▶ **Exercise directions**:
Provide only the number of lines in the data below that contain the string "Cooperativa".

Saved entries
---

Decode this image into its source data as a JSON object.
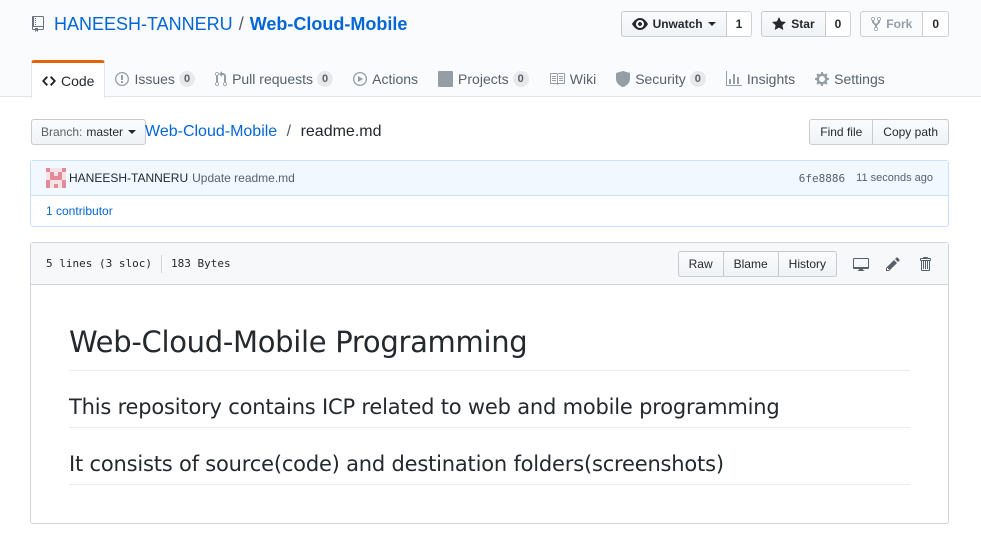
{
  "repo": {
    "owner": "HANEESH-TANNERU",
    "separator": "/",
    "name": "Web-Cloud-Mobile"
  },
  "actions": {
    "watch": {
      "label": "Unwatch",
      "count": "1",
      "icon": "eye-icon"
    },
    "star": {
      "label": "Star",
      "count": "0",
      "icon": "star-icon"
    },
    "fork": {
      "label": "Fork",
      "count": "0",
      "icon": "fork-icon"
    }
  },
  "tabs": [
    {
      "label": "Code",
      "icon": "code-icon",
      "counter": ""
    },
    {
      "label": "Issues",
      "icon": "issue-icon",
      "counter": "0"
    },
    {
      "label": "Pull requests",
      "icon": "pull-request-icon",
      "counter": "0"
    },
    {
      "label": "Actions",
      "icon": "play-icon",
      "counter": ""
    },
    {
      "label": "Projects",
      "icon": "project-icon",
      "counter": "0"
    },
    {
      "label": "Wiki",
      "icon": "book-icon",
      "counter": ""
    },
    {
      "label": "Security",
      "icon": "shield-icon",
      "counter": "0"
    },
    {
      "label": "Insights",
      "icon": "graph-icon",
      "counter": ""
    },
    {
      "label": "Settings",
      "icon": "gear-icon",
      "counter": ""
    }
  ],
  "filenav": {
    "branch_prefix": "Branch:",
    "branch": "master",
    "crumb_repo": "Web-Cloud-Mobile",
    "crumb_sep": "/",
    "crumb_file": "readme.md",
    "find_file": "Find file",
    "copy_path": "Copy path"
  },
  "commit": {
    "author": "HANEESH-TANNERU",
    "message": "Update readme.md",
    "sha": "6fe8886",
    "time": "11 seconds ago",
    "contributors": "1 contributor"
  },
  "file": {
    "lines": "5 lines (3 sloc)",
    "size": "183 Bytes",
    "raw": "Raw",
    "blame": "Blame",
    "history": "History"
  },
  "readme": {
    "h1": "Web-Cloud-Mobile Programming",
    "h2a": "This repository contains ICP related to web and mobile programming",
    "h2b": "It consists of source(code) and destination folders(screenshots)"
  },
  "colors": {
    "link": "#0366d6",
    "selected_tab_border": "#e36209",
    "commit_bg": "#f1f8ff"
  }
}
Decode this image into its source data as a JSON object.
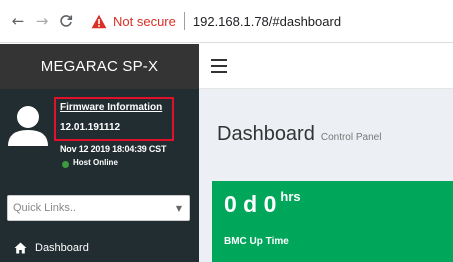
{
  "browser": {
    "security_label": "Not secure",
    "url": "192.168.1.78/#dashboard"
  },
  "sidebar": {
    "brand": "MEGARAC SP-X",
    "firmware_link": "Firmware Information",
    "firmware_version": "12.01.191112",
    "firmware_date": "Nov 12 2019 18:04:39 CST",
    "host_status": "Host Online",
    "quick_links_placeholder": "Quick Links..",
    "nav_dashboard": "Dashboard"
  },
  "header": {
    "title": "Dashboard",
    "subtitle": "Control Panel"
  },
  "tile": {
    "uptime_value": "0 d 0",
    "uptime_unit": "hrs",
    "label": "BMC Up Time"
  },
  "colors": {
    "sidebar_bg": "#222d32",
    "brand_bg": "#343434",
    "tile_green": "#00a65a",
    "highlight_red": "#e0112b",
    "not_secure_red": "#d93025",
    "host_online_green": "#3c9b3c"
  }
}
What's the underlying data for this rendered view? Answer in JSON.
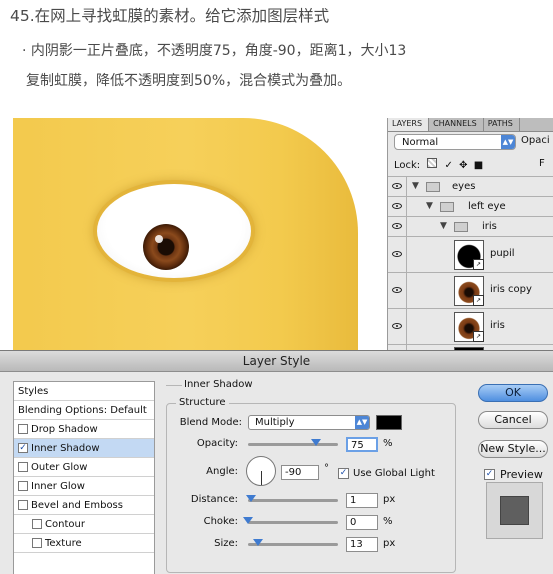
{
  "tutorial": {
    "title": "45.在网上寻找虹膜的素材。给它添加图层样式",
    "line1": "· 内阴影一正片叠底，不透明度75，角度-90，距离1，大小13",
    "line2": "复制虹膜，降低不透明度到50%，混合模式为叠加。"
  },
  "layers_panel": {
    "tabs": [
      "LAYERS",
      "CHANNELS",
      "PATHS"
    ],
    "blend_mode": "Normal",
    "opacity_label": "Opaci",
    "lock_label": "Lock:",
    "fill_label": "F",
    "layers": [
      {
        "name": "eyes",
        "type": "group"
      },
      {
        "name": "left eye",
        "type": "group"
      },
      {
        "name": "iris",
        "type": "group"
      },
      {
        "name": "pupil",
        "type": "layer"
      },
      {
        "name": "iris copy",
        "type": "layer"
      },
      {
        "name": "iris",
        "type": "layer"
      }
    ]
  },
  "dialog": {
    "title": "Layer Style",
    "styles_list": [
      {
        "label": "Styles",
        "checkbox": false,
        "checked": false,
        "selected": false
      },
      {
        "label": "Blending Options: Default",
        "checkbox": false,
        "checked": false,
        "selected": false
      },
      {
        "label": "Drop Shadow",
        "checkbox": true,
        "checked": false,
        "selected": false
      },
      {
        "label": "Inner Shadow",
        "checkbox": true,
        "checked": true,
        "selected": true
      },
      {
        "label": "Outer Glow",
        "checkbox": true,
        "checked": false,
        "selected": false
      },
      {
        "label": "Inner Glow",
        "checkbox": true,
        "checked": false,
        "selected": false
      },
      {
        "label": "Bevel and Emboss",
        "checkbox": true,
        "checked": false,
        "selected": false
      },
      {
        "label": "Contour",
        "checkbox": true,
        "checked": false,
        "selected": false
      },
      {
        "label": "Texture",
        "checkbox": true,
        "checked": false,
        "selected": false
      }
    ],
    "section_title": "Inner Shadow",
    "group_title": "Structure",
    "blend_mode_label": "Blend Mode:",
    "blend_mode_value": "Multiply",
    "shadow_color": "#000000",
    "opacity_label": "Opacity:",
    "opacity_value": "75",
    "opacity_unit": "%",
    "opacity_fraction": 0.75,
    "angle_label": "Angle:",
    "angle_value": "-90",
    "angle_unit": "°",
    "use_global_light": "Use Global Light",
    "distance_label": "Distance:",
    "distance_value": "1",
    "distance_unit": "px",
    "choke_label": "Choke:",
    "choke_value": "0",
    "choke_unit": "%",
    "size_label": "Size:",
    "size_value": "13",
    "size_unit": "px",
    "ok_label": "OK",
    "cancel_label": "Cancel",
    "new_style_label": "New Style...",
    "preview_label": "Preview"
  }
}
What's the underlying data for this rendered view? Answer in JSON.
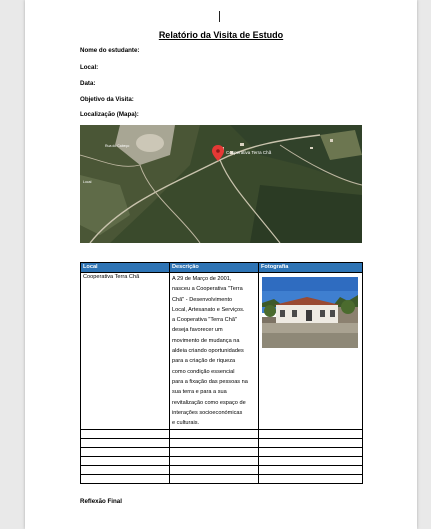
{
  "document": {
    "title": "Relatório da Visita de Estudo",
    "fields": [
      "Nome do estudante:",
      "Local:",
      "Data:",
      "Objetivo da Visita:",
      "Localização (Mapa):"
    ],
    "map": {
      "pin_label": "Cooperativa Terra Chã",
      "road_label_1": "Rua do Cabeço",
      "road_label_2": "Local"
    },
    "table": {
      "headers": [
        "Local",
        "Descrição",
        "Fotografia"
      ],
      "row": {
        "local": "Cooperativa Terra Chã",
        "description_lines": [
          "A 29 de Março de 2001,",
          "nasceu a Cooperativa  \"Terra",
          "Chã\"  - Desenvolvimento",
          "Local, Artesanato e Serviços.",
          "a Cooperativa  \"Terra Chã\"",
          "deseja favorecer um",
          "movimento de mudança na",
          "aldeia criando oportunidades",
          "para a criação de riqueza",
          "como condição essencial",
          "para a fixação das pessoas na",
          "sua terra e para a sua",
          "revitalização como espaço de",
          "interações socioeconómicas",
          "e culturais."
        ]
      },
      "empty_rows": 6
    },
    "final_section": "Reflexão Final"
  },
  "colors": {
    "header_bg": "#2e74b5",
    "pin": "#e53935"
  }
}
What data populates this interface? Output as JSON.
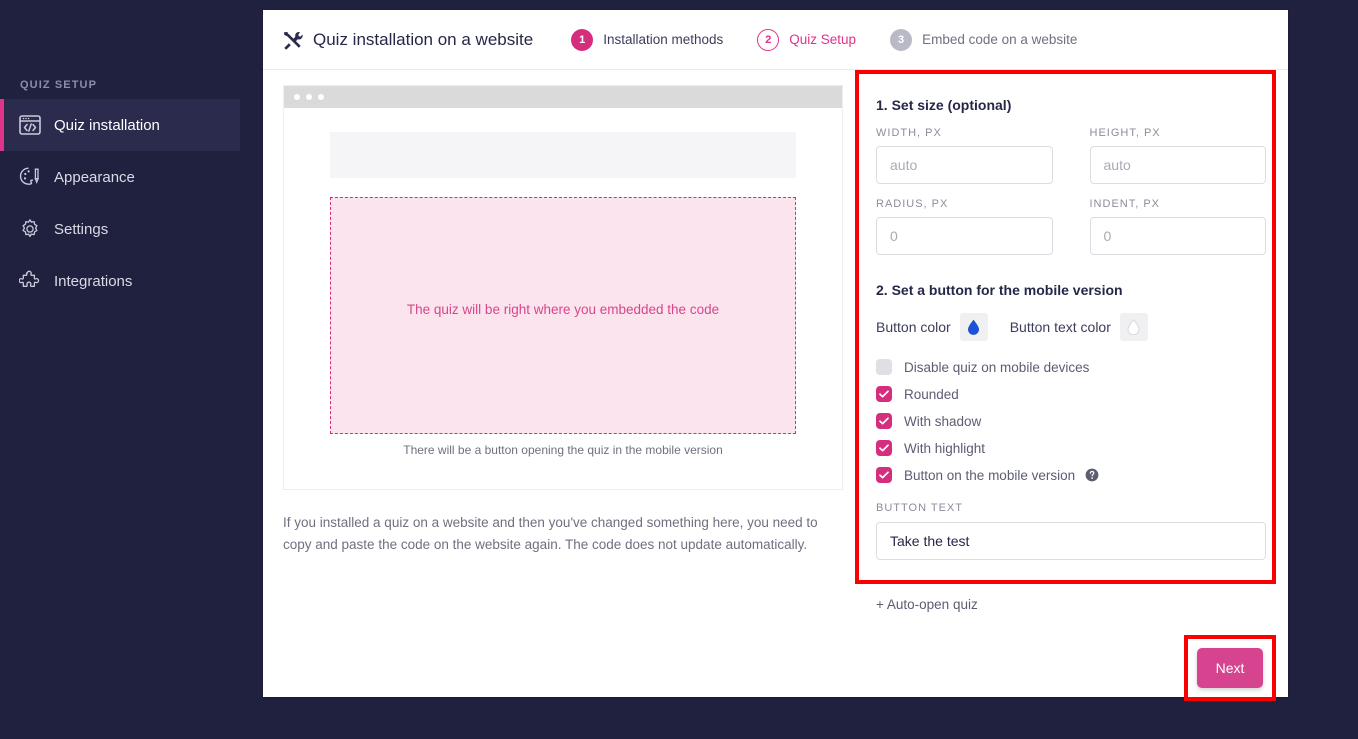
{
  "sidebar": {
    "caption": "QUIZ SETUP",
    "items": [
      {
        "label": "Quiz installation",
        "icon": "code-window-icon",
        "active": true
      },
      {
        "label": "Appearance",
        "icon": "palette-icon",
        "active": false
      },
      {
        "label": "Settings",
        "icon": "gear-icon",
        "active": false
      },
      {
        "label": "Integrations",
        "icon": "puzzle-piece-icon",
        "active": false
      }
    ]
  },
  "header": {
    "icon": "tools-icon",
    "title": "Quiz installation on a website",
    "steps": [
      {
        "number": "1",
        "label": "Installation methods",
        "state": "done"
      },
      {
        "number": "2",
        "label": "Quiz Setup",
        "state": "current"
      },
      {
        "number": "3",
        "label": "Embed code on a website",
        "state": "upcoming"
      }
    ]
  },
  "preview": {
    "dots": 3,
    "placeholder_text": "The quiz will be right where you embedded the code",
    "caption": "There will be a button opening the quiz in the mobile version",
    "footer_note": "If you installed a quiz on a website and then you've changed something here, you need to copy and paste the code on the website again. The code does not update automatically."
  },
  "panel": {
    "section1_title": "1. Set size (optional)",
    "fields": [
      {
        "label": "WIDTH, PX",
        "value": "",
        "placeholder": "auto"
      },
      {
        "label": "HEIGHT, PX",
        "value": "",
        "placeholder": "auto"
      },
      {
        "label": "RADIUS, PX",
        "value": "",
        "placeholder": "0"
      },
      {
        "label": "INDENT, PX",
        "value": "",
        "placeholder": "0"
      }
    ],
    "section2_title": "2. Set a button for the mobile version",
    "button_color_label": "Button color",
    "button_text_color_label": "Button text color",
    "button_color_value": "#1b52d6",
    "button_text_color_value": "#ffffff",
    "checkboxes": [
      {
        "label": "Disable quiz on mobile devices",
        "checked": false,
        "help": false
      },
      {
        "label": "Rounded",
        "checked": true,
        "help": false
      },
      {
        "label": "With shadow",
        "checked": true,
        "help": false
      },
      {
        "label": "With highlight",
        "checked": true,
        "help": false
      },
      {
        "label": "Button on the mobile version",
        "checked": true,
        "help": true
      }
    ],
    "button_text_label": "BUTTON TEXT",
    "button_text_value": "Take the test",
    "auto_open_label": "+ Auto-open quiz",
    "next_label": "Next"
  },
  "colors": {
    "accent_pink": "#d62e7e",
    "annotation_red": "#fb0000",
    "sidebar_bg": "#20213f",
    "dashed_fill": "#fbe4ee"
  }
}
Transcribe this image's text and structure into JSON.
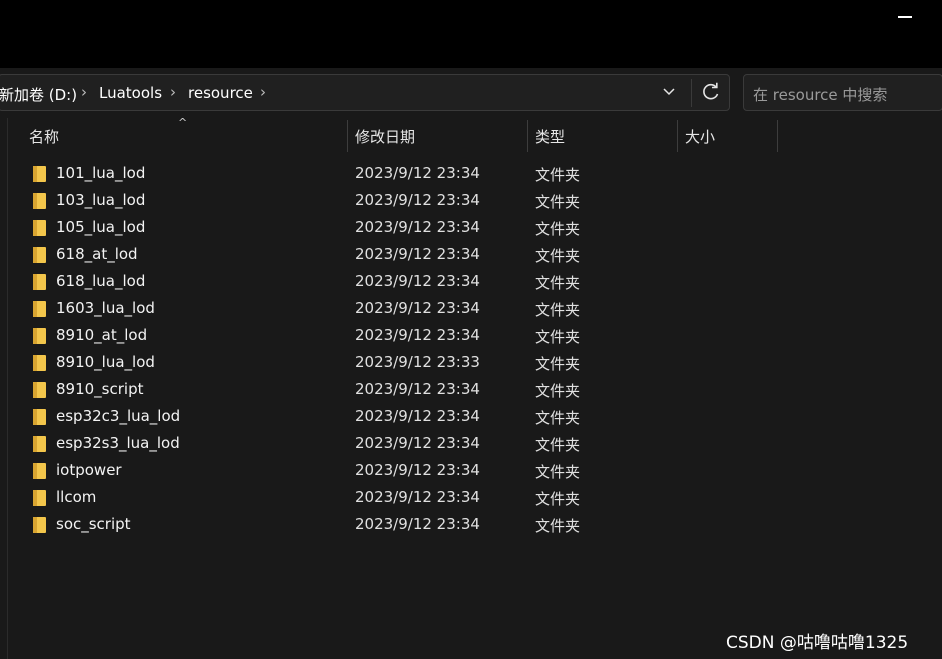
{
  "window": {
    "minimize_label": "minimize"
  },
  "breadcrumb": {
    "items": [
      "新加卷 (D:)",
      "Luatools",
      "resource"
    ],
    "separator": "›"
  },
  "search": {
    "placeholder": "在 resource 中搜索"
  },
  "columns": {
    "name": "名称",
    "date": "修改日期",
    "type": "类型",
    "size": "大小"
  },
  "files": [
    {
      "name": "101_lua_lod",
      "date": "2023/9/12 23:34",
      "type": "文件夹"
    },
    {
      "name": "103_lua_lod",
      "date": "2023/9/12 23:34",
      "type": "文件夹"
    },
    {
      "name": "105_lua_lod",
      "date": "2023/9/12 23:34",
      "type": "文件夹"
    },
    {
      "name": "618_at_lod",
      "date": "2023/9/12 23:34",
      "type": "文件夹"
    },
    {
      "name": "618_lua_lod",
      "date": "2023/9/12 23:34",
      "type": "文件夹"
    },
    {
      "name": "1603_lua_lod",
      "date": "2023/9/12 23:34",
      "type": "文件夹"
    },
    {
      "name": "8910_at_lod",
      "date": "2023/9/12 23:34",
      "type": "文件夹"
    },
    {
      "name": "8910_lua_lod",
      "date": "2023/9/12 23:33",
      "type": "文件夹"
    },
    {
      "name": "8910_script",
      "date": "2023/9/12 23:34",
      "type": "文件夹"
    },
    {
      "name": "esp32c3_lua_lod",
      "date": "2023/9/12 23:34",
      "type": "文件夹"
    },
    {
      "name": "esp32s3_lua_lod",
      "date": "2023/9/12 23:34",
      "type": "文件夹"
    },
    {
      "name": "iotpower",
      "date": "2023/9/12 23:34",
      "type": "文件夹"
    },
    {
      "name": "llcom",
      "date": "2023/9/12 23:34",
      "type": "文件夹"
    },
    {
      "name": "soc_script",
      "date": "2023/9/12 23:34",
      "type": "文件夹"
    }
  ],
  "watermark": "CSDN @咕噜咕噜1325",
  "colors": {
    "folder": "#f3c64b",
    "folder_dark": "#d9a531",
    "background": "#191919"
  }
}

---

▶ **Task result**:
4